  • Tired of school system, local government dumping on us

    To the editor:
    For the past few years while reading The Anderson News and Anderson County politics, I’ve got angry, just shook my head and made a few comments on Facebook about our so called government.
    During the last election, I will have to say that [editor] Ben Carlson WAS NOT my favorite person, but since the election I have really enjoyed his editorials, mainly because the truth hurts.
    Last week’s editorial should win him an award, especially if you live in Anderson County and pay taxes.

  • Wars, ongoing scandals cost Americans dearly

    To the editor:
    Terrorism alone has never been nor will it ever be a threat to our way of life. The application of self-serving dishonesty in Congress and the White House is the only real threat to America.

  • Yes, Mrs. Clinton, it does matter

    To the editor:
    According to Hillary Clinton on the subject of Benghazi, her attitude of “What does it matter?” kind of says it all about many things going on in our government in recent times.
    Starting with Benghazi, for many of us who have lost loved ones through violent acts, it does matter how and why it happened, and what could have prevented it. Maybe to Mrs. Clinton these types of things are mundane and just an everyday occurrence. Though I can’t speak for her or her conscience, her remark whether intentional or not was rather callous.

  • Proclaiming dismay over library, Obama

    To the editor:
    I would like to thank Ben Carlson for enlightening all of us about the money being spent by our public library. Furthermore, as we have learned, some folks there like skating around the legal ramifications concerning tax dollars.
    Well, let’s not blame them totally for their incompetence because the resident in the White House on Pennsylvania Avenue claims that award.

  • Drinking, driving and speeding on Ballard Road

    To the editor:
    Rest in peace, my sweet four-footed friend, Sophia.
    She passed early [Monday] morning after being struck by a car. The driver did not have the courtesy to knock or leave a note.
    She will be dearly missed by many on Ballard Road.

  • No good deed goes unpunished
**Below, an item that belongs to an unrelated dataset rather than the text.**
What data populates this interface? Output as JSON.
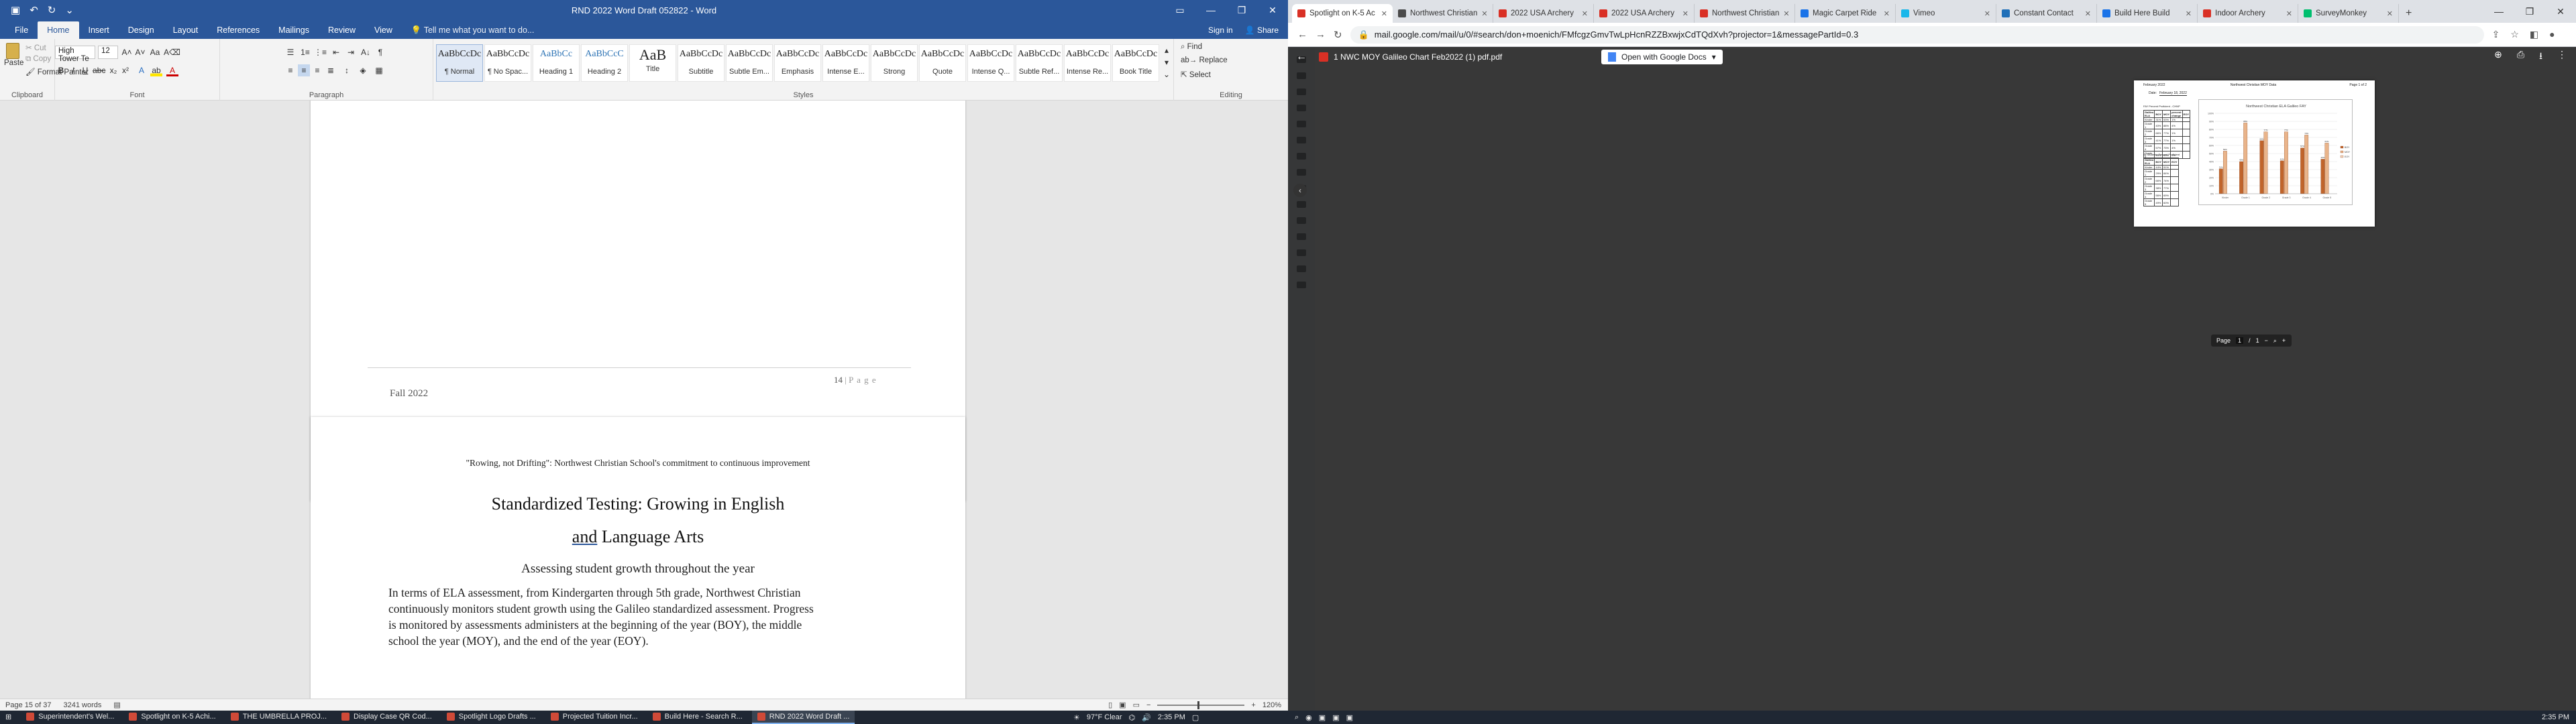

    To the editor:
    You may or may not have heard the phrase, “no good deed goes unpunished” and wondered why would a good deed be punished? There seems to be so few good deeds advertised and so many horrific tales in the news. Unfortunately, I now have an example.
    An 18 year-old boy was taking a walk in his neighborhood down Broadway (somewhere between Highland Avenue and Main Street) on the afternoon of Saturday, June 1 when he suddenly noticed a young blonde boy of approximately 7 years old running out into the street to retrieve his ball.

  • Family thankful for help

    To the editor:
    I am writing this to the editor because I think just about everyone should read this article.
    To the people of Anderson County and surrounding counties, we want to say thank you.
    Our son-in-law Johnny Simpson had a massive stroke on Oct. 20, 2012. He was in intensive care stroke unit for 10 weeks at the University of Louisville. For eight of the 10 weeks, we didn’t know if he was going to live.
    On Dec. 21, we started seeing some improvement and he was moved to Cardinal Hill on Dec. 29. He was there until the end of February.

  • Recycling center to move forward

    To the editor:
    After many months of waiting, Anderson County’s new recycling program will be launching soon.
    Last spring, the county received grant money from the state to help improve its recycling program. With this money, the county purchased a skid steer loader, a cardboard baler and seven collection trailers.
    To support the program, the city purchased two additional trailers, making the total nine.